McKenney on Thursday assumed the role of top executive during the insurer's annual shareholder meeting. Tom Watjen, who held the post for more than a dozen years, retired Thursday, though not from Unum altogether. Watjen, 60, will serve as chairman of the board of directors for the next two years.
"For me to be able to pick up the phone and talk to Tom and leverage that expertise ... it's good that Tom is staying on," McKenney, 46, said after the meeting.
McKenney, a Tufts University graduate, joined Unum in 2009 after working as CFO of Sun Life Financial and Genworth Financial.
Unum Group on Thursday increased by 12 percent the quarterly dividend it pays on its common stock. The new rate of 18.5 cents per share, about 74 cents per share annually, will be effective with the dividend paid in the third quarter of this year.
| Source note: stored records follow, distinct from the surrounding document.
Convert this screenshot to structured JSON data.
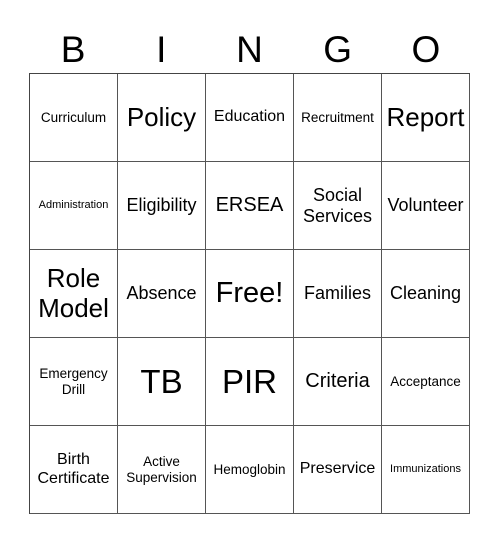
{
  "header": {
    "letters": [
      "B",
      "I",
      "N",
      "G",
      "O"
    ]
  },
  "board": {
    "rows": [
      [
        "Curriculum",
        "Policy",
        "Education",
        "Recruitment",
        "Report"
      ],
      [
        "Administration",
        "Eligibility",
        "ERSEA",
        "Social Services",
        "Volunteer"
      ],
      [
        "Role Model",
        "Absence",
        "Free!",
        "Families",
        "Cleaning"
      ],
      [
        "Emergency Drill",
        "TB",
        "PIR",
        "Criteria",
        "Acceptance"
      ],
      [
        "Birth Certificate",
        "Active Supervision",
        "Hemoglobin",
        "Preservice",
        "Immunizations"
      ]
    ],
    "free_space": "Free!"
  },
  "colors": {
    "grid_line": "#444444",
    "text": "#000000",
    "background": "#ffffff"
  }
}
This is the seventh consecutive year the company has increased its dividend. The new rate represents a 147 percent increase from 7.5 cents per share in 2007.
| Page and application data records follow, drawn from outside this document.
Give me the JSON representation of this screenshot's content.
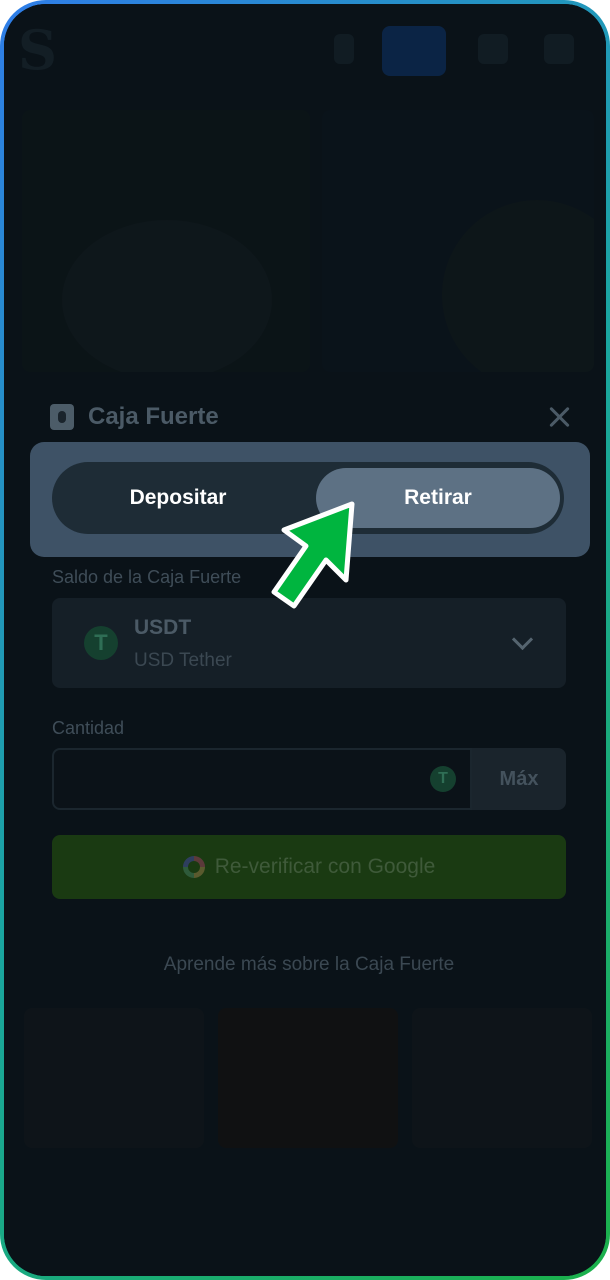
{
  "modal": {
    "title": "Caja Fuerte",
    "tabs": {
      "deposit": "Depositar",
      "withdraw": "Retirar"
    },
    "vault_balance_label": "Saldo de la Caja Fuerte",
    "currency": {
      "code": "USDT",
      "name": "USD Tether",
      "coin_glyph": "T"
    },
    "amount_label": "Cantidad",
    "amount_value": "",
    "max_label": "Máx",
    "google_button": "Re-verificar con Google",
    "learn_more": "Aprende más sobre la Caja Fuerte"
  },
  "colors": {
    "accent_green": "#00b53f",
    "active_tab": "#5d7184",
    "frame_blue": "#2f7de8",
    "frame_green": "#1bb14a"
  }
}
He presented a largely optimistic picture during his first speech as CEO, one that noted the company provided $6.7 billion in benefits in 2014.
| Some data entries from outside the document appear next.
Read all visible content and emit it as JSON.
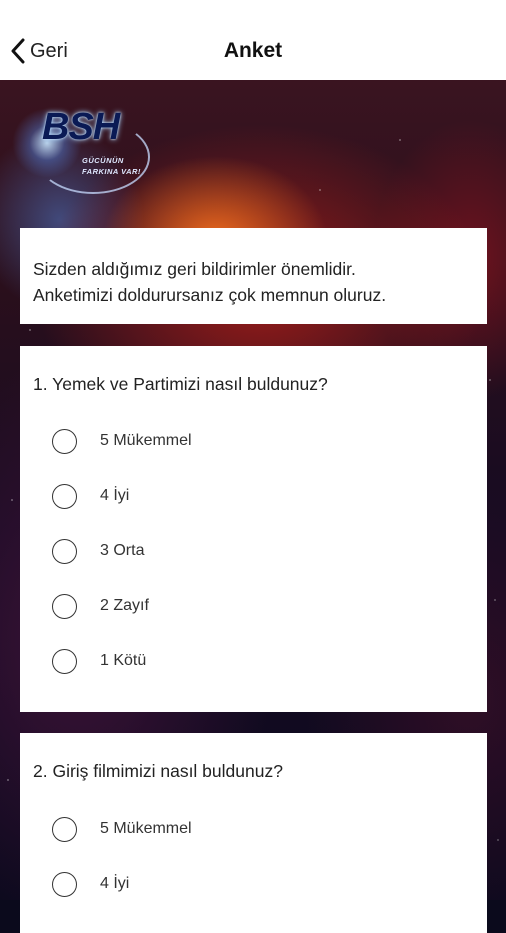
{
  "nav": {
    "back_label": "Geri",
    "title": "Anket"
  },
  "logo": {
    "main": "BSH",
    "line1": "GÜCÜNÜN",
    "line2": "FARKINA VAR!"
  },
  "intro": {
    "line1": "Sizden aldığımız geri bildirimler önemlidir.",
    "line2": "Anketimizi doldurursanız çok memnun oluruz."
  },
  "questions": [
    {
      "title": "1. Yemek ve Partimizi nasıl buldunuz?",
      "options": [
        "5 Mükemmel",
        "4 İyi",
        "3 Orta",
        "2 Zayıf",
        "1 Kötü"
      ]
    },
    {
      "title": "2. Giriş filmimizi nasıl buldunuz?",
      "options": [
        "5 Mükemmel",
        "4 İyi"
      ]
    }
  ],
  "colors": {
    "nav_background": "#ffffff",
    "card_background": "#ffffff",
    "text": "#222222"
  },
  "icons": {
    "back": "chevron-left-icon",
    "radio": "radio-unchecked-icon"
  }
}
"We have to start first with our customers," McKenney said. "We've also been able to deliver to shareholders."
The company's earnings have grown 5.5 percent a year since 2008, "through a pretty tumultuous time," he said.
The company's board of directors on Thursday voted to increase by 12 percent the quarterly dividend Unum pays on its common stock. The new quarterly rate of 18.5 cents per share, or 74 cents per share annually, will be effective with the dividend paid in the third quarter of this year.
Unum's stock dropped by a penny per share in trading Thursday in the New York Stock Exchange to close at $34.95. Unum stock has risen by more than 12 percent since the end of January and has more than tripled from a low it reached in 2003, when Watjen came on board. Still, Unum shares remain well below their 1999 peak, when they traded above $60.
The board also authorized the repurchase of up to $750 million of the company's outstanding common stock through Nov. 21, 2016. The company has repurchased about $2.9 billion of its stock since 2007, reducing the number of shares it has outstanding by more than a third.
Buying back stock is not the most ideal use of capital for Unum, but doing so has been wise, all things considered, McKenney said after the meeting.
"You can do a lot of things with capital ... but you have to make sure you are doing the right thing for your shareholders," he said.
A dim employment picture in recent years has made it hard for Unum to grow as quickly as company leaders want, McKenney said. "We'd like to grow faster."
Unum sells disability, life, accident and critical-illness coverage through the workplace. The improving job market and expanding payrolls should help the company, he said.
Unum hasn't seen "the right threshold" for mergers or acquisitions, a priority for use of its capital so that it can expand its footprint, he said. Increasing its dividend is another priority, one it has been able to meet consistently, he said.
The hands off to McKenney was planned long in advance of it happening, company officials have said repeatedly.
"We knew Tom was going to at some point want to retire from the company," former board chairman William Ryan said Thursday. With Watjen becoming chairman, Ryan was appointed lead independent director for the board.
Key to stepping down, Watjen said after the meeting, was doing so when it was good for the business and when a solid succession strategy was in place. "We have a lot of confidence in Rick," said Watjen, who announced his retirement in February.
Annual shareholder meetings rotate among Unum locations in the U.S. Last year's meeting was in Portland, Maine.
Contact staff writer Mitra Malek at firstname.lastname@example.org or 423-757-6406. Follow her on Twitter @MitraMalek.